The Illinois Environmental Protection Agency and the Illinois Waste Management and Research Center have established the “Greening Schools” project to help schools in the state improve their physical environmental conditions and provide teachers with tools to instruct students about waste reduction and pollution prevention.
The project is offering various services to school districts, such as free on-site technical assistance to assess building conditions; an online help desk; workshops for teachers, administrators and other staff; information on environmentally preferable purchasing; and other resources, such as fact sheets, checklists, and lesson plans, curricula and activities related to waste reduction and pollution prevention.
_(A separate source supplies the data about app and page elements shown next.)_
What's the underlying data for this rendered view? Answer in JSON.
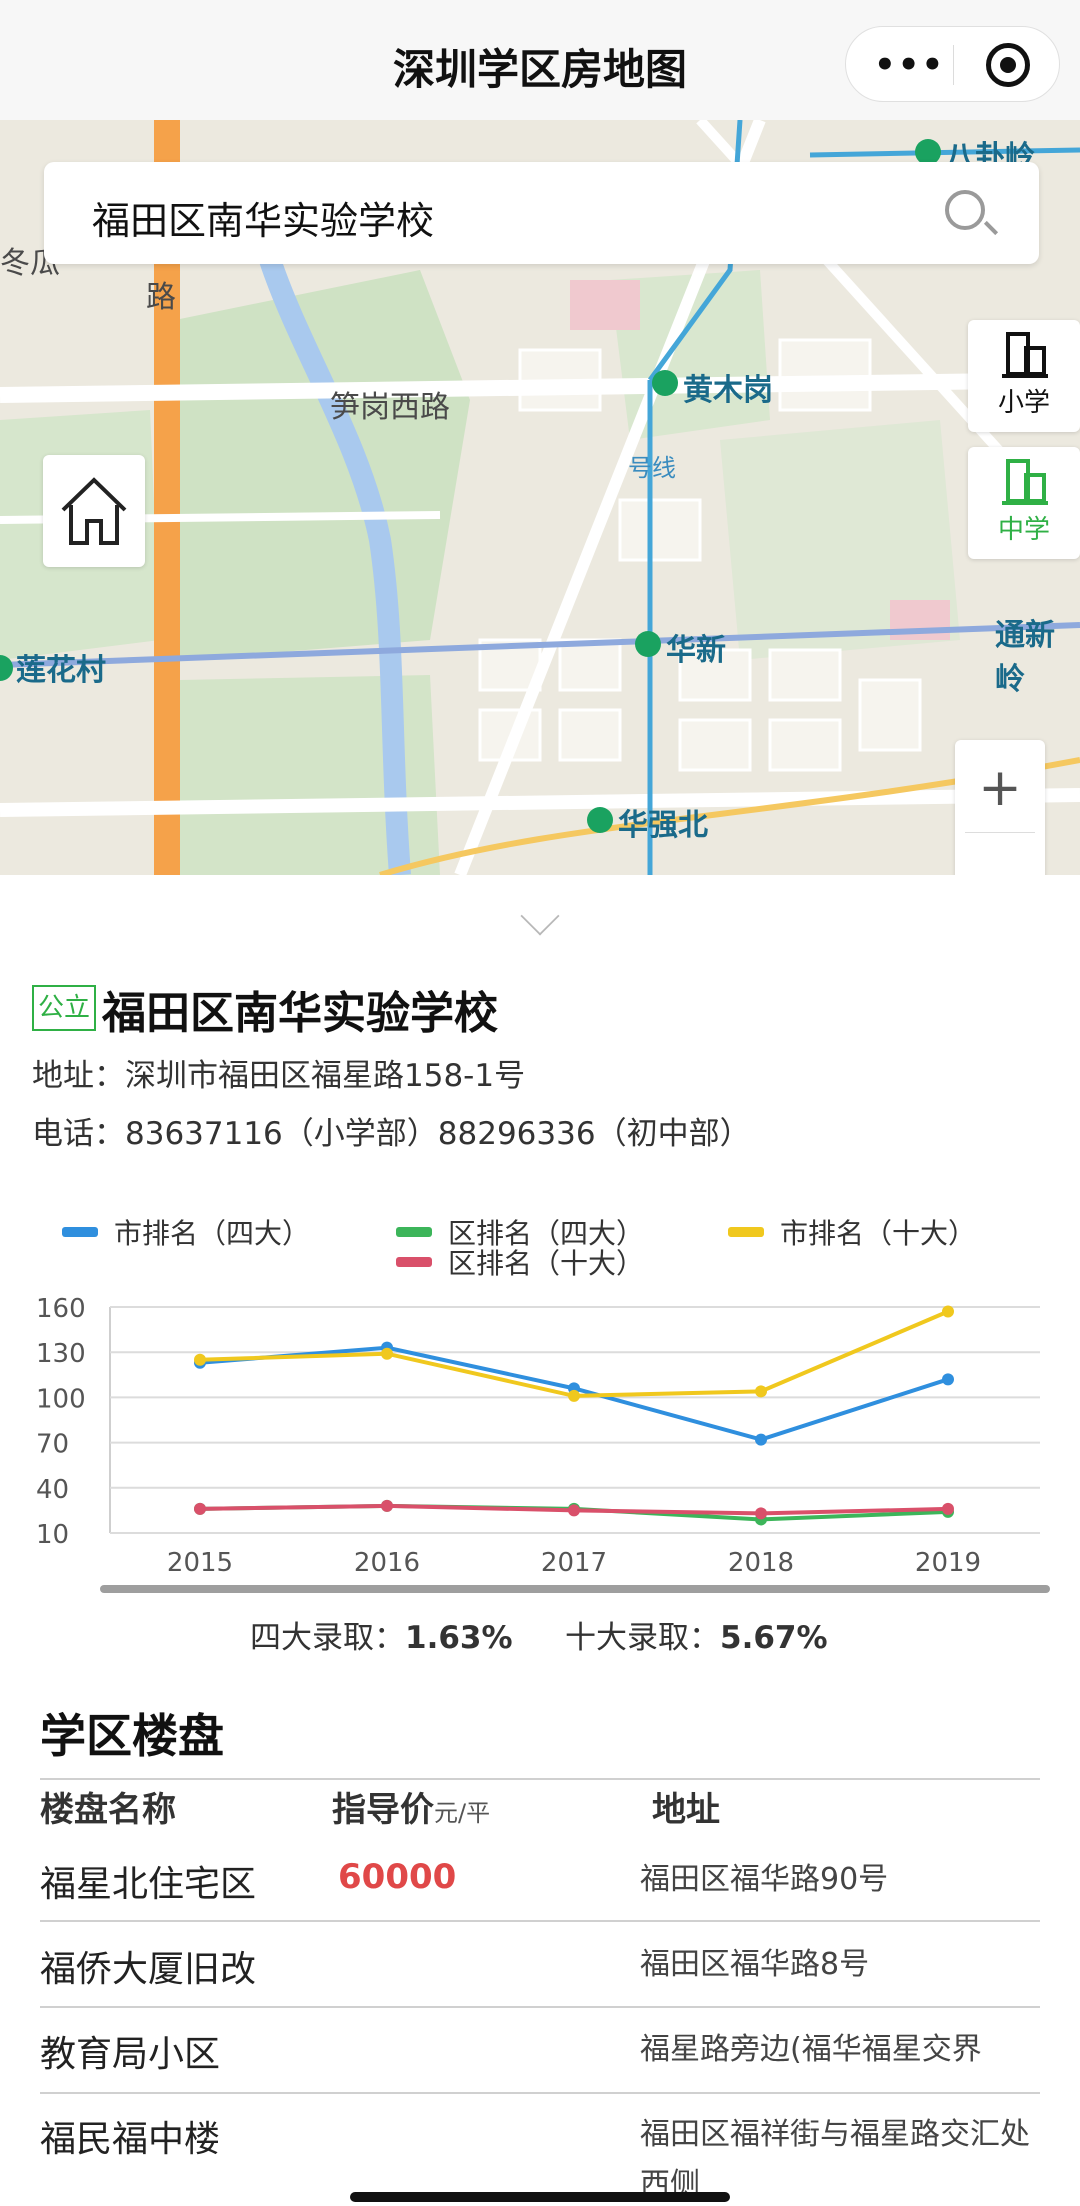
{
  "header": {
    "title": "深圳学区房地图",
    "more_icon": "more-dots-icon",
    "close_icon": "target-icon"
  },
  "map": {
    "search": {
      "value": "福田区南华实验学校"
    },
    "labels": {
      "road1": "笋岗西路",
      "road2": "路",
      "area1": "冬瓜",
      "line": "号线"
    },
    "stations": {
      "s1": "黄木岗",
      "s2": "莲花村",
      "s3": "华新",
      "s4": "华强北",
      "s5": "通新岭",
      "s6": "八卦岭"
    },
    "buttons": {
      "primary_school": "小学",
      "middle_school": "中学",
      "zoom_in": "+",
      "zoom_out": "−"
    },
    "colors": {
      "middle_school": "#2fb045"
    }
  },
  "school": {
    "badge": "公立",
    "name": "福田区南华实验学校",
    "address": "地址：深圳市福田区福星路158-1号",
    "phone": "电话：83637116（小学部）88296336（初中部）"
  },
  "chart_data": {
    "type": "line",
    "categories": [
      "2015",
      "2016",
      "2017",
      "2018",
      "2019"
    ],
    "ylim": [
      10,
      160
    ],
    "yticks": [
      160,
      130,
      100,
      70,
      40,
      10
    ],
    "grid": true,
    "legend_position": "top",
    "series": [
      {
        "name": "市排名（四大）",
        "color": "#2f8fde",
        "values": [
          123,
          133,
          106,
          72,
          112
        ]
      },
      {
        "name": "区排名（四大）",
        "color": "#3cb55a",
        "values": [
          26,
          28,
          26,
          19,
          24
        ]
      },
      {
        "name": "市排名（十大）",
        "color": "#f0c81e",
        "values": [
          125,
          129,
          101,
          104,
          157
        ]
      },
      {
        "name": "区排名（十大）",
        "color": "#d9506a",
        "values": [
          26,
          28,
          25,
          23,
          26
        ]
      }
    ]
  },
  "admission": {
    "four_label": "四大录取：",
    "four_value": "1.63%",
    "ten_label": "十大录取：",
    "ten_value": "5.67%"
  },
  "estates": {
    "title": "学区楼盘",
    "headers": {
      "name": "楼盘名称",
      "price": "指导价",
      "price_unit": "元/平",
      "address": "地址"
    },
    "rows": [
      {
        "name": "福星北住宅区",
        "price": "60000",
        "address": "福田区福华路90号"
      },
      {
        "name": "福侨大厦旧改",
        "price": "",
        "address": "福田区福华路8号"
      },
      {
        "name": "教育局小区",
        "price": "",
        "address": "福星路旁边(福华福星交界"
      },
      {
        "name": "福民福中楼",
        "price": "",
        "address": "福田区福祥街与福星路交汇处西侧"
      }
    ]
  }
}
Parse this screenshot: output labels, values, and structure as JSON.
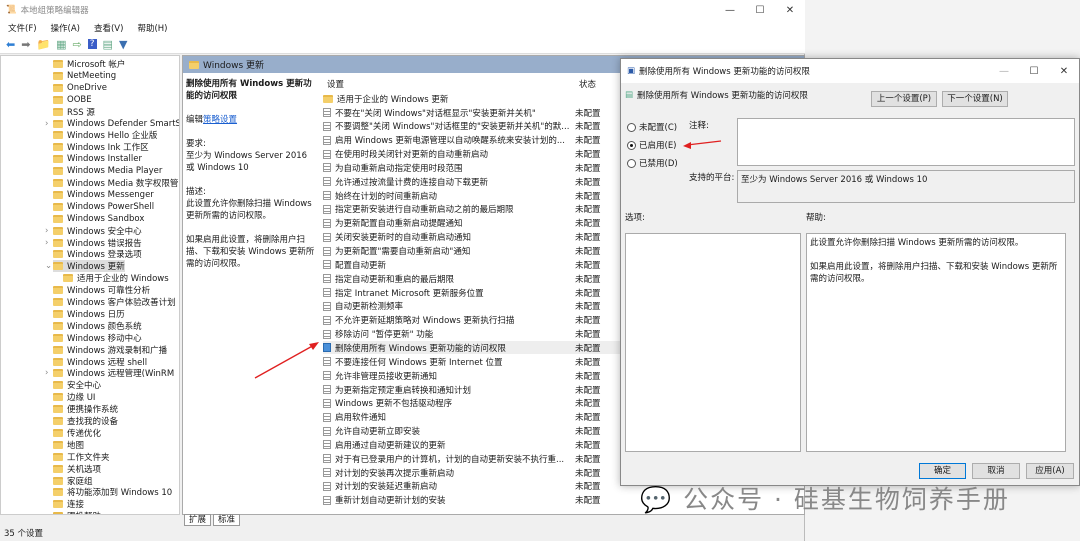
{
  "main": {
    "title": "本地组策略编辑器",
    "menu": [
      "文件(F)",
      "操作(A)",
      "查看(V)",
      "帮助(H)"
    ],
    "status": "35 个设置",
    "tree": [
      {
        "label": "Microsoft 帐户"
      },
      {
        "label": "NetMeeting"
      },
      {
        "label": "OneDrive"
      },
      {
        "label": "OOBE"
      },
      {
        "label": "RSS 源"
      },
      {
        "label": "Windows Defender SmartS",
        "exp": true
      },
      {
        "label": "Windows Hello 企业版"
      },
      {
        "label": "Windows Ink 工作区"
      },
      {
        "label": "Windows Installer"
      },
      {
        "label": "Windows Media Player"
      },
      {
        "label": "Windows Media 数字权限管"
      },
      {
        "label": "Windows Messenger"
      },
      {
        "label": "Windows PowerShell"
      },
      {
        "label": "Windows Sandbox"
      },
      {
        "label": "Windows 安全中心",
        "exp": true
      },
      {
        "label": "Windows 错误报告",
        "exp": true
      },
      {
        "label": "Windows 登录选项"
      },
      {
        "label": "Windows 更新",
        "open": true
      },
      {
        "label": "适用于企业的 Windows",
        "child": true
      },
      {
        "label": "Windows 可靠性分析"
      },
      {
        "label": "Windows 客户体验改善计划"
      },
      {
        "label": "Windows 日历"
      },
      {
        "label": "Windows 颜色系统"
      },
      {
        "label": "Windows 移动中心"
      },
      {
        "label": "Windows 游戏录制和广播"
      },
      {
        "label": "Windows 远程 shell"
      },
      {
        "label": "Windows 远程管理(WinRM",
        "exp": true
      },
      {
        "label": "安全中心"
      },
      {
        "label": "边缘 UI"
      },
      {
        "label": "便携操作系统"
      },
      {
        "label": "查找我的设备"
      },
      {
        "label": "传递优化"
      },
      {
        "label": "地图"
      },
      {
        "label": "工作文件夹"
      },
      {
        "label": "关机选项"
      },
      {
        "label": "家庭组"
      },
      {
        "label": "将功能添加到 Windows 10"
      },
      {
        "label": "连接"
      },
      {
        "label": "跟投帮助"
      }
    ],
    "pane_header": "Windows 更新",
    "desc": {
      "title": "删除使用所有 Windows 更新功能的访问权限",
      "edit": "编辑",
      "edit_link": "策略设置",
      "req_label": "要求:",
      "req": "至少为 Windows Server 2016 或 Windows 10",
      "desc_label": "描述:",
      "desc1": "此设置允许你删除扫描 Windows 更新所需的访问权限。",
      "desc2": "如果启用此设置，将删除用户扫描、下载和安装 Windows 更新所需的访问权限。"
    },
    "col_setting": "设置",
    "col_state": "状态",
    "folder_row": "适用于企业的 Windows 更新",
    "rows": [
      {
        "name": "不要在\"关闭 Windows\"对话框显示\"安装更新并关机\"",
        "state": "未配置"
      },
      {
        "name": "不要调整\"关闭 Windows\"对话框里的\"安装更新并关机\"的默...",
        "state": "未配置"
      },
      {
        "name": "启用 Windows 更新电源管理以自动唤醒系统来安装计划的...",
        "state": "未配置"
      },
      {
        "name": "在使用时段关闭针对更新的自动重新启动",
        "state": "未配置"
      },
      {
        "name": "为自动重新启动指定使用时段范围",
        "state": "未配置"
      },
      {
        "name": "允许通过按流量计费的连接自动下载更新",
        "state": "未配置"
      },
      {
        "name": "始终在计划的时间重新启动",
        "state": "未配置"
      },
      {
        "name": "指定更新安装进行自动重新启动之前的最后期限",
        "state": "未配置"
      },
      {
        "name": "为更新配置自动重新启动提醒通知",
        "state": "未配置"
      },
      {
        "name": "关闭安装更新时的自动重新启动通知",
        "state": "未配置"
      },
      {
        "name": "为更新配置\"需要自动重新启动\"通知",
        "state": "未配置"
      },
      {
        "name": "配置自动更新",
        "state": "未配置"
      },
      {
        "name": "指定自动更新和重启的最后期限",
        "state": "未配置"
      },
      {
        "name": "指定 Intranet Microsoft 更新服务位置",
        "state": "未配置"
      },
      {
        "name": "自动更新检测频率",
        "state": "未配置"
      },
      {
        "name": "不允许更新延期策略对 Windows 更新执行扫描",
        "state": "未配置"
      },
      {
        "name": "移除访问 \"暂停更新\" 功能",
        "state": "未配置"
      },
      {
        "name": "删除使用所有 Windows 更新功能的访问权限",
        "state": "未配置",
        "selected": true
      },
      {
        "name": "不要连接任何 Windows 更新 Internet 位置",
        "state": "未配置"
      },
      {
        "name": "允许非管理员接收更新通知",
        "state": "未配置"
      },
      {
        "name": "为更新指定预定重启转换和通知计划",
        "state": "未配置"
      },
      {
        "name": "Windows 更新不包括驱动程序",
        "state": "未配置"
      },
      {
        "name": "启用软件通知",
        "state": "未配置"
      },
      {
        "name": "允许自动更新立即安装",
        "state": "未配置"
      },
      {
        "name": "启用通过自动更新建议的更新",
        "state": "未配置"
      },
      {
        "name": "对于有已登录用户的计算机，计划的自动更新安装不执行重...",
        "state": "未配置"
      },
      {
        "name": "对计划的安装再次提示重新启动",
        "state": "未配置"
      },
      {
        "name": "对计划的安装延迟重新启动",
        "state": "未配置"
      },
      {
        "name": "重新计划自动更新计划的安装",
        "state": "未配置"
      }
    ],
    "tabs": [
      "扩展",
      "标准"
    ]
  },
  "dialog": {
    "title": "删除使用所有 Windows 更新功能的访问权限",
    "heading": "删除使用所有 Windows 更新功能的访问权限",
    "prev": "上一个设置(P)",
    "next": "下一个设置(N)",
    "radios": [
      {
        "label": "未配置(C)",
        "checked": false
      },
      {
        "label": "已启用(E)",
        "checked": true
      },
      {
        "label": "已禁用(D)",
        "checked": false
      }
    ],
    "comment_label": "注释:",
    "platform_label": "支持的平台:",
    "platform": "至少为 Windows Server 2016 或 Windows 10",
    "options_label": "选项:",
    "help_label": "帮助:",
    "help1": "此设置允许你删除扫描 Windows 更新所需的访问权限。",
    "help2": "如果启用此设置，将删除用户扫描、下载和安装 Windows 更新所需的访问权限。",
    "ok": "确定",
    "cancel": "取消",
    "apply": "应用(A)"
  },
  "watermark": "公众号 · 硅基生物饲养手册"
}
The Illinois EPA also has a grant program to support environmental improvement projects and activities at K-12 schools. The grants will enable schools to purchase products or equipment that will improve indoor environmental conditions, reduce waste and enhance energy efficiency. Grants generally range from $500 to $2,500.
Learn more about the project at www.greeningschools.org.
EPA SALUTES COLORADO DISTRICT
Colorado Springs (Colo.) School District 11 was recognized at an awards ceremony in March as one of the U.S. Environmental Protection Agency's (EPA) Energy Star Partners of the Year.
The EPA gives the awards annually to recognize organizations that pursue energy efficiency in their facility operations. The district was honored for sustaining smart energy management practices and investments throughout its operations.
The district's energy manager, Thomas Fernandez, says the award “sends a very clear message to the community that District 11 is making every possible effort to reduce energy consumption.” Since 1999, when the district became an Energy Star partner, conservation efforts have enabled it to save $4.1 million in energy costs.
A GREEN FUTURE
The Philadelphia school district and Microsoft Corp. have teamed up to build “The School of the Future.”
Microsoft says the school “will be the first school of its kind designed to be a sustainable and replicable model for improved instructional development through the use of technology.” The $50 million, 750-student facility is expected to open in 2006.
The building itself is being developed in accordance with the LEED (Leadership in Energy and Environmental Design) rating system. The school will use natural lighting, and emphasize water conservation and recycling. Cabinets will be made from trees that were cleared from the site to allow construction. Photoelectric glass not only will generate a portion of the building's power supply, but also will transmit real-time data for students so they can see how much energy is being generated.
More information is at www.microsoft.com/education/schooloffuture.aspx.
EIGHT WAYS TO GREEN
The King County, Wash., Green Schools Program identifies eight categories in which schools can make improvements that conserve resources and reduce energy consumption:
- Waste Reduction & Recycling
- Environmental Purchasing
- Litter Reduction
- Hazardous Materials Management & Reduction
- Water Conservation
- Energy Conservation
- Reduction of Greenhouse Gas Emissions
- Environmental Issues in the Classroom